• Data extract:
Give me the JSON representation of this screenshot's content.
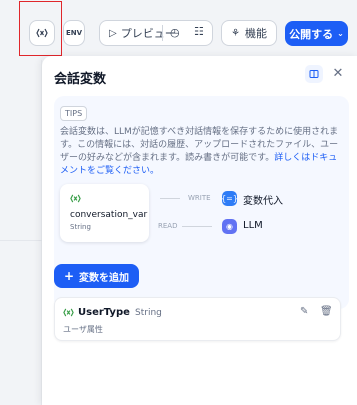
{
  "toolbar": {
    "env_label": "ENV",
    "preview_label": "プレビュー",
    "features_label": "機能",
    "publish_label": "公開する"
  },
  "panel": {
    "title": "会話変数"
  },
  "tips": {
    "badge": "TIPS",
    "text": "会話変数は、LLMが記憶すべき対話情報を保存するために使用されます。この情報には、対話の履歴、アップロードされたファイル、ユーザーの好みなどが含まれます。読み書きが可能です。",
    "link": "詳しくはドキュメントをご覧ください。"
  },
  "diagram": {
    "var_name": "conversation_var",
    "var_type": "String",
    "write_label": "WRITE",
    "read_label": "READ",
    "write_target": "変数代入",
    "read_target": "LLM"
  },
  "add_button": {
    "label": "変数を追加"
  },
  "variable": {
    "name": "UserType",
    "type": "String",
    "description": "ユーザ属性"
  },
  "colors": {
    "primary": "#1d5ef5",
    "green_icon": "#3a9e49",
    "highlight": "#e0262b"
  }
}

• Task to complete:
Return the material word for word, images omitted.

• Task result:
Give me the JSON representation of this screenshot's content.
{
  "toolbar": {
    "env_label": "ENV",
    "preview_label": "プレビュー",
    "features_label": "機能",
    "publish_label": "公開する"
  },
  "panel": {
    "title": "会話変数"
  },
  "tips": {
    "badge": "TIPS",
    "text": "会話変数は、LLMが記憶すべき対話情報を保存するために使用されます。この情報には、対話の履歴、アップロードされたファイル、ユーザーの好みなどが含まれます。読み書きが可能です。",
    "link": "詳しくはドキュメントをご覧ください。"
  },
  "diagram": {
    "var_name": "conversation_var",
    "var_type": "String",
    "write_label": "WRITE",
    "read_label": "READ",
    "write_target": "変数代入",
    "read_target": "LLM"
  },
  "add_button": {
    "label": "変数を追加"
  },
  "variable": {
    "name": "UserType",
    "type": "String",
    "description": "ユーザ属性"
  },
  "colors": {
    "primary": "#1d5ef5",
    "green_icon": "#3a9e49",
    "highlight": "#e0262b"
  }
}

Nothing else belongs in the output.